Top of DATASET RECORDS
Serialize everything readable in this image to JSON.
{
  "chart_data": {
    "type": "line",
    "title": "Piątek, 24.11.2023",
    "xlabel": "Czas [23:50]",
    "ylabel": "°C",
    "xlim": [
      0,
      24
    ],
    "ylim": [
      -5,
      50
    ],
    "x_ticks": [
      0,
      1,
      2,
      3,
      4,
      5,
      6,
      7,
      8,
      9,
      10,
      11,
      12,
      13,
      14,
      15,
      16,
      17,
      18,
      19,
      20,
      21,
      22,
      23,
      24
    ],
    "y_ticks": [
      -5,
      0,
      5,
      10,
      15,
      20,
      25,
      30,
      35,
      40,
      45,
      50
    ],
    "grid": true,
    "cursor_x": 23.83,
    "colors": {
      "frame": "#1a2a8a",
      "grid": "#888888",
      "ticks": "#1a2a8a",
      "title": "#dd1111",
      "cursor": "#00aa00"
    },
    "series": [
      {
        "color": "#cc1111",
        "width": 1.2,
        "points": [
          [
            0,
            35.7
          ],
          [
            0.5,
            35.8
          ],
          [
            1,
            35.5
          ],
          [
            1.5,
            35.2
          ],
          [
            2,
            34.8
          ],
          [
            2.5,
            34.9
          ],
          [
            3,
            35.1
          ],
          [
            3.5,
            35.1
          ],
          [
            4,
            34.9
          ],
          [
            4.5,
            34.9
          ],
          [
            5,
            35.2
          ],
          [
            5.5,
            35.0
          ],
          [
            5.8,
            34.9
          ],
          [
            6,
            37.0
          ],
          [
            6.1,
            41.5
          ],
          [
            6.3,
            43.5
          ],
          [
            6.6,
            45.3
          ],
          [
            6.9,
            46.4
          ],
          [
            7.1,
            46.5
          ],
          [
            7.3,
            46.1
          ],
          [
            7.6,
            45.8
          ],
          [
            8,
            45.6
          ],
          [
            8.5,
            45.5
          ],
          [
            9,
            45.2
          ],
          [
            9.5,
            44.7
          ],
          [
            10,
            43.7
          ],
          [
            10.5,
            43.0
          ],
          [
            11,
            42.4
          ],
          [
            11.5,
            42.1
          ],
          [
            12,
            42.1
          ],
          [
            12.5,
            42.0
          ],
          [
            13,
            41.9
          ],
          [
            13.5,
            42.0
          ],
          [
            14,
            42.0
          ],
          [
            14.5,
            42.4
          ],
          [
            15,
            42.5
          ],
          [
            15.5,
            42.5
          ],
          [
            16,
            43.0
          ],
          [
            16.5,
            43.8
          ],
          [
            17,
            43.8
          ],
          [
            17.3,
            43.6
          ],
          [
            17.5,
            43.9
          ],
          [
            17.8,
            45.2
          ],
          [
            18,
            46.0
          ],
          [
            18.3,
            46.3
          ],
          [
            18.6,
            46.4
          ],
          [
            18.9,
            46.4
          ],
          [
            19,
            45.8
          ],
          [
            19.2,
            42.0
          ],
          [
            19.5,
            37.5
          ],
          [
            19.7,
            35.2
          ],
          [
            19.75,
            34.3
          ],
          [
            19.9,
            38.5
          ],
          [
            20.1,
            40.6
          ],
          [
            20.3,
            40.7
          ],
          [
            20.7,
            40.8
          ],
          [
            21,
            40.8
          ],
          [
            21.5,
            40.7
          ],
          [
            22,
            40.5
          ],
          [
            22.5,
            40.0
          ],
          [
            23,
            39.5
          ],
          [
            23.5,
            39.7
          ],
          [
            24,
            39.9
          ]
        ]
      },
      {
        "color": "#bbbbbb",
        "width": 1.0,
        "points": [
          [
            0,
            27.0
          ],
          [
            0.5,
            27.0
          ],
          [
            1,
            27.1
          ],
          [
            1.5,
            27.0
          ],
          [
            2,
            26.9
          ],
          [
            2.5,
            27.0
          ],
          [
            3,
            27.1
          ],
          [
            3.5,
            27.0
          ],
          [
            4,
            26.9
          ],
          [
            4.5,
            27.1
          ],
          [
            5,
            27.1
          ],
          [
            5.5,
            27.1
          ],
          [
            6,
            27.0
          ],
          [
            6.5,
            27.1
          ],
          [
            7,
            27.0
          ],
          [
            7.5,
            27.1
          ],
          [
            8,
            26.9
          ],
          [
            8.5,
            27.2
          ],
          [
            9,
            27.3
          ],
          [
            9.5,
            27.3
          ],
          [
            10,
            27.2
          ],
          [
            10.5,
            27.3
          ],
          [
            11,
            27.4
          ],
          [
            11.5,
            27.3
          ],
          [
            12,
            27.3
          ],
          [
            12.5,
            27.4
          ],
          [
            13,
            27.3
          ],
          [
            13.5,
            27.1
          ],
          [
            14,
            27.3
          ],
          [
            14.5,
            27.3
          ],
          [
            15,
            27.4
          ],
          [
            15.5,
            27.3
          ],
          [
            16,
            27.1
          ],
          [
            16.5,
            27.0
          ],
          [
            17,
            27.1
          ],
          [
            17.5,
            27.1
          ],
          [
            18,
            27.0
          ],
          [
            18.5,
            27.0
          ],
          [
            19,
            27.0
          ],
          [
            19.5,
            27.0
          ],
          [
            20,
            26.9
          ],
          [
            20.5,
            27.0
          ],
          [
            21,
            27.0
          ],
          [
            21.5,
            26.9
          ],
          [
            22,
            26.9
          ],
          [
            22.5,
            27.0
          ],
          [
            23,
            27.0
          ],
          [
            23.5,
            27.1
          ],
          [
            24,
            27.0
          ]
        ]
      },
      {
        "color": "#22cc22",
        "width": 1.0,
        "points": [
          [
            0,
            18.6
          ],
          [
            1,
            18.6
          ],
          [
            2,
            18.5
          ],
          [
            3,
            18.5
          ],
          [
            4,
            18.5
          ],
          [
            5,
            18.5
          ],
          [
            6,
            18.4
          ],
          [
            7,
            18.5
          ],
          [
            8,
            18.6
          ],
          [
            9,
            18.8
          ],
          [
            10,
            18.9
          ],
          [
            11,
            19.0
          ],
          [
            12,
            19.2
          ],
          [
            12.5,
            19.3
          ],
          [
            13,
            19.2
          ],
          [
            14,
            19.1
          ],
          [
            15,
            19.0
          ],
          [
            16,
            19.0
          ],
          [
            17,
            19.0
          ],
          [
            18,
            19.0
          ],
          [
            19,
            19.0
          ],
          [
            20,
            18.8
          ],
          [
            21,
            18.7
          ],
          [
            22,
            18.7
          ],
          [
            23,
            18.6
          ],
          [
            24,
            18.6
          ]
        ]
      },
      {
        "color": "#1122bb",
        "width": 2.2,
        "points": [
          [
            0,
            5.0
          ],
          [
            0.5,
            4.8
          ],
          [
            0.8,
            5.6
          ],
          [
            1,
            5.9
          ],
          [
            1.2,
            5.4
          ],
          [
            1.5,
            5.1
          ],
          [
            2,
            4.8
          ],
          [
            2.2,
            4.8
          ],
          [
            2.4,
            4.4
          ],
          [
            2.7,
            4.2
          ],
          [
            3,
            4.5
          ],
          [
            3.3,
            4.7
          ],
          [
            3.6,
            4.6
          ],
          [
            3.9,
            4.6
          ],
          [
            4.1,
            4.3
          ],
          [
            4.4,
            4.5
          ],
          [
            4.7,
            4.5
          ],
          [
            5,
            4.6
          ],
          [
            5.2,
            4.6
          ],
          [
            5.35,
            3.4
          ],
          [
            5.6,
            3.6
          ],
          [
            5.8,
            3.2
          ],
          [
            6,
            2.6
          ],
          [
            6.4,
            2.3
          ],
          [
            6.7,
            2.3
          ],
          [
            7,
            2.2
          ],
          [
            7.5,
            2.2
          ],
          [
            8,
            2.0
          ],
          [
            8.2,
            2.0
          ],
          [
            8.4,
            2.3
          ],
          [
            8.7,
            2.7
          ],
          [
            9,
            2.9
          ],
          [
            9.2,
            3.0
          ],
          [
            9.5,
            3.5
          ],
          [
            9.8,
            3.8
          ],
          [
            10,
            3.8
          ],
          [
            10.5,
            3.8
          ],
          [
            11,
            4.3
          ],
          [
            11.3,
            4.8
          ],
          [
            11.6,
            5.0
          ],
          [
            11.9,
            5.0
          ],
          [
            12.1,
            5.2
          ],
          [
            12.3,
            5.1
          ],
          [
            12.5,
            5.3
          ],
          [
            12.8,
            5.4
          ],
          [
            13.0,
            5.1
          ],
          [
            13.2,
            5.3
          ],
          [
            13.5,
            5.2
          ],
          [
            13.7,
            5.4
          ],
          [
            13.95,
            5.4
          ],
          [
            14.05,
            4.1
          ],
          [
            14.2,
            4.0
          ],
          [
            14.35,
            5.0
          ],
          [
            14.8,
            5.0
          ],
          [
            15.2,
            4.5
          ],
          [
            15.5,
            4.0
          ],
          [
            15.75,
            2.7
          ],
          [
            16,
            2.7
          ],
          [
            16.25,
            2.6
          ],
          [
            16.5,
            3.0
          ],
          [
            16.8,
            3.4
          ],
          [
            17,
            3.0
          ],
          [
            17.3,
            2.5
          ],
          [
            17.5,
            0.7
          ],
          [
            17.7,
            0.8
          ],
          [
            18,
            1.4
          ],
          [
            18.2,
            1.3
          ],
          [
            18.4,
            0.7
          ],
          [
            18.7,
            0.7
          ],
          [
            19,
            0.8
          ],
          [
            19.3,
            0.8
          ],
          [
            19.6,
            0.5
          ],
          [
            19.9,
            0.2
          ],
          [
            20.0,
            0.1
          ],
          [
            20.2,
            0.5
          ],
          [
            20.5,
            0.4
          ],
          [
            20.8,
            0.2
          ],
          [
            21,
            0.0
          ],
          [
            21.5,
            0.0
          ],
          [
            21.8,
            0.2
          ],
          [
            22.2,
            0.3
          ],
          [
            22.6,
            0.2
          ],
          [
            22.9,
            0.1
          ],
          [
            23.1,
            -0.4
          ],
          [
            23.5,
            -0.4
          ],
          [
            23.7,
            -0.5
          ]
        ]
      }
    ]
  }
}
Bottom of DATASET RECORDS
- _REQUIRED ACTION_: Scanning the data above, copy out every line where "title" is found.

- _THE COMPLETED TASK_:
    "title": "Piątek, 24.11.2023",
      "title": "#dd1111",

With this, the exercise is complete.